To get the club back in shape, it hired Ivan Gazidis from Arsenal as chief executive with a mission to repair the club's finances, while Maldini was promoted to football director with a goal to cut the squad's budget by ditching big earners and bringing in younger, cheaper players. The only controversial exception to that formula was bringing in Zlatan Ibrahimovic, one of the finest centre forwards of his generation. However, the 40-year-old was decisive in igniting a revival of the club's fortunes on and off the pitch. First, bringing the club back into the Champions League at the end of the 2021 season, and finally, winning the Serie A title in 2022.

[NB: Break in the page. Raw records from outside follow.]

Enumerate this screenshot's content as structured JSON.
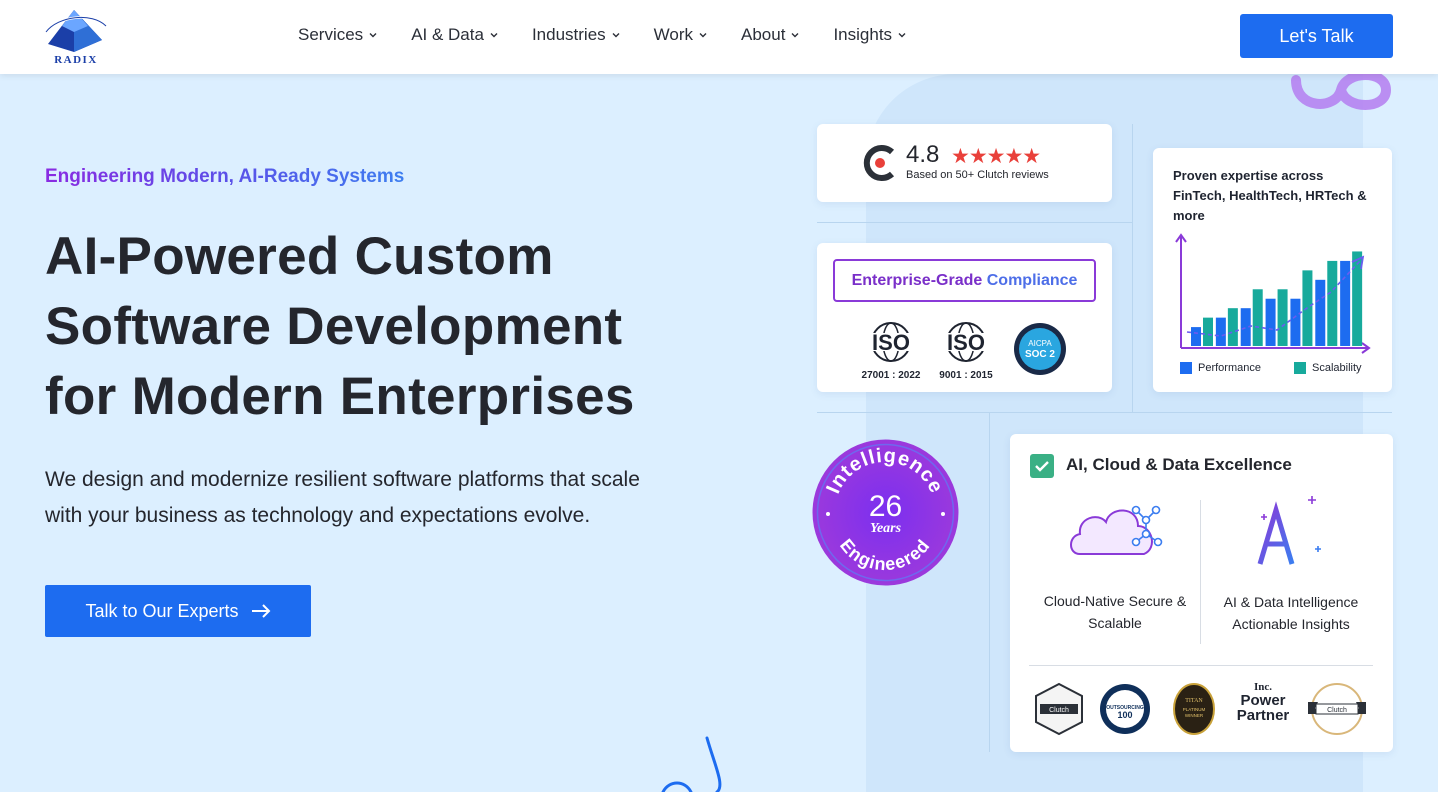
{
  "brand": {
    "name": "RADIX"
  },
  "nav": {
    "items": [
      {
        "label": "Services"
      },
      {
        "label": "AI & Data"
      },
      {
        "label": "Industries"
      },
      {
        "label": "Work"
      },
      {
        "label": "About"
      },
      {
        "label": "Insights"
      }
    ],
    "cta_label": "Let's Talk"
  },
  "hero": {
    "tagline": "Engineering Modern, AI-Ready Systems",
    "title_lines": [
      "AI-Powered Custom",
      "Software Development",
      "for Modern Enterprises"
    ],
    "lead_lines": [
      "We design and modernize resilient software platforms that scale",
      "with your business as technology and expectations evolve."
    ],
    "button_label": "Talk to Our Experts"
  },
  "rating": {
    "score": "4.8",
    "stars": 5,
    "subtext": "Based on 50+ Clutch reviews",
    "icon": "clutch-logo-icon"
  },
  "compliance": {
    "title_part1": "Enterprise-Grade",
    "title_part2": "Compliance",
    "certs": [
      {
        "name": "ISO",
        "label": "27001 : 2022"
      },
      {
        "name": "ISO",
        "label": "9001 : 2015"
      },
      {
        "name": "AICPA SOC 2",
        "label": ""
      }
    ]
  },
  "expertise": {
    "title": "Proven expertise across FinTech, HealthTech, HRTech & more",
    "chart_data": {
      "type": "bar",
      "series": [
        {
          "name": "Performance",
          "color": "#1d6cf0",
          "values": [
            2,
            3,
            4,
            5,
            5,
            7,
            9
          ]
        },
        {
          "name": "Scalability",
          "color": "#17aa9c",
          "values": [
            3,
            4,
            6,
            6,
            8,
            9,
            10
          ]
        }
      ],
      "trend": "dashed-arrow-up",
      "grid": false
    },
    "legend": [
      {
        "label": "Performance",
        "color": "#1d6cf0"
      },
      {
        "label": "Scalability",
        "color": "#17aa9c"
      }
    ]
  },
  "excellence": {
    "title": "AI, Cloud & Data Excellence",
    "features": [
      {
        "icon": "cloud-network-icon",
        "line1": "Cloud-Native Secure &",
        "line2": "Scalable"
      },
      {
        "icon": "ai-sparkle-icon",
        "line1": "AI & Data Intelligence",
        "line2": "Actionable Insights"
      }
    ],
    "awards": [
      {
        "icon": "clutch-award-badge",
        "text": "Clutch"
      },
      {
        "icon": "outsourcing-100-badge",
        "text": "OUTSOURCING 100"
      },
      {
        "icon": "titan-platinum-badge",
        "text": "TITAN PLATINUM WINNER"
      },
      {
        "icon": "inc-power-partner-badge",
        "brand": "Inc.",
        "line1": "Power",
        "line2": "Partner"
      },
      {
        "icon": "clutch-global-badge",
        "text": "Clutch"
      }
    ]
  },
  "seal": {
    "top_text": "Intelligence",
    "number": "26",
    "unit": "Years",
    "bottom_text": "Engineered"
  },
  "colors": {
    "accent": "#1d6cf0",
    "background": "#dcefff",
    "purple": "#8a3ad8",
    "teal": "#17aa9c"
  }
}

The turnaround has allowed Elliott to finally monetise its investment, as it agreed to sell the club for a record 1.2bn euros to Gerry Cardinale's private equity group Redbird. Now, it will be up to Cardinale to add further major titles and take the club to the next level. It will do so with the support of Elliott, which is partially financing the acquisition and will retain board seats at the club, as well as providing key assistance in either revamping the club's historic stadium in San Siro or building a new one elsewhere.